posted by rzklkng on Apr 25, 2005 - 35 comments

Aspiring Politician Giving Head

A San Francisco man (an "aspiring" politician) fakes his own decapitation video.
posted by bluedaniel on Aug 8, 2004 - 20 comments

Musarium: discovering signs of intelligent life on planet earth

I've been having a great time exploring the maze that is Musarium, wandering about and peeking into into various nooks and crannies to find such exotica as the wonderfully bizarre birdhand book, and absorbing cultural artifacts and musings, including the poetic Visions and Icons (I really love the way the text works with the images on this), the atmospheric Familiar Ghosts (the texts will cue you on clicking through this somewhat dream-like landscape), the time-capsule imagery of Balkan Portraits (1906-1910), the breathtaking portraits of photographer Steve McCurry (famous for his National Geographic portait of the Afghani girl), the subterranean monologue of Grand Central: the View Down Under, and the shocking and heartbreaking Without Sanctuary: Lynching Photography in America. There's a lot more, so take your time. You can use this page to access archived material.
posted by taz on Aug 8, 2004 - 13 comments

Straight from the horse's mouth!

MEMRI adds a TV monitoring project.

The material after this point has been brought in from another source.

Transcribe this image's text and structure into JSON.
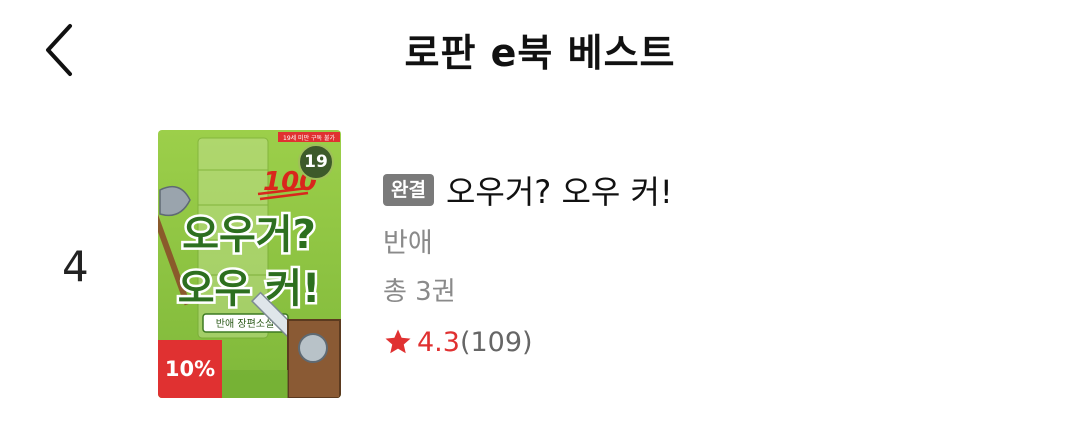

MEMRI (the Middle East Media Research Institute) has added hundreds of clips from various Middle Eastern television stations (list of sources here). The archive of clips can be found here. There are amazing primary sources available, like "Saudi Sheik Sa'd Al-Breik on Human Rights in Islam and in the West", "Sheik Youssef Al-Qaradhawi in Favor of Democratic Elections in the Arab World", and "Former Dean of Humanities at Cairo's Ein Shams University: 9/11 was 100% American".
posted by loquax on Jul 1, 2004 - 40 comments

Want to listen to the World Series on the Web? Pay $9.95. I know, it's a sports post, so (most) everyone will hate it, but I see a disturbing trend of no more free media lunches on the Web. CNN went subscription months ago, and most other places I've gone for free video/audio are drying up. All I wanted was to listen to the game. But I can't find it anywhere. All the regular stations I listen to that carry the game are silent. And how will the Angels make a valiant comeback if I can't cheer them on? (sigh)
posted by TheManWhoKnowsMostThings on Oct 26, 2002 - 25 comments

In the Papers,

In the Papers, New York 1's, pre-blog video blog, the best thing on television, is now available on-line. I am going to cancel my cable this weekend!
posted by djacobs on Oct 24, 2002 - 11 comments

Page: 1